Minneapolis’s own Sameh Wadi, co-owner and chef of Saffron Restaurant & Lounge [1], competed last summer in Iron Chef America. He was up against Morimoto (his choice) and the secret ingredient was Mackerel.  The show aired Sunday, January 24. To celebrate, Sameh and his brother Saed hosted a party at the Hotel Minneapolis to watch the competition. I believe everyone who was there that night would agree:  he was robbed! Regardless, it was a great night to congratulate a very talented, rising star and enjoy the cuisine inspired by their restaurant.

Chef Wadi has created a line of spice blends from his restaurant kitchen, including mixes influenced by North African, Middle Eastern, and Indian cuisines.  Don’t get me wrong and don’t think I’ve gone soft, as I still fully embrace cooking from scratch. However, when one needs to prepare a quick dinner and doesn’t have time to toast, grind, and mix spices, these are a great alternative.
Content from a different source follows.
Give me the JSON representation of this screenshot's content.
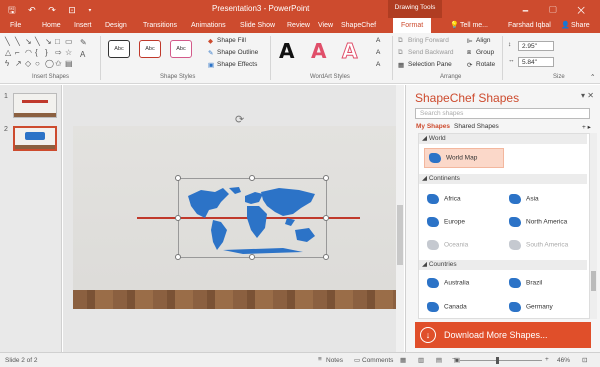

Not long ago, I was in that very predicament. I had a couple of chicken breasts in the fridge that needed to be cooked. By the time it took my indoor grill pan from Le Creuset to heat, I had rubbed the chicken with a little olive oil, salt, and some Ras El Hanout blend. While the chicken was cooking low and slow, I quickly prepared some couscous and sautéed some vegetables. Within half an hour, a delicious weeknight dinner was on the table and deserving of a glass of Riesling to enjoy with it.

I was in the same boat yet again not too long ago and knew that I had a couple dozen large shrimp in the freezer. Here’s the recipe.

24 Shrimp, 13-15 count
2 tablespoons extra virgin olive oil
1½ teaspoons Dry Harissa blend
1 teaspoon kosher salt

Heat a grill pan over medium flame. Using a paper towel, pat the shrimp dry. Toss them in a bowl with the oil, spices, and salt.  Cook the shrimp about 3 minutes per side or just until no longer pink.

A green salad with grapes and avocado shared the plate with the shrimp, as did a small bowl of spicy cocktail sauce. Having a bottle of Hou Hou Shou sake in the refrigerator, I thought, “Hey, I wonder how sake would pair with the shrimp?”  It was quite nice, actually, with its clean, sparkling character against the spices of the Dry Harissa.

If you don’t have time to make your own spice blend, be sure to check out the wonderful combinations from Iron Chef Contestant and restaurateur Sameh Wadi.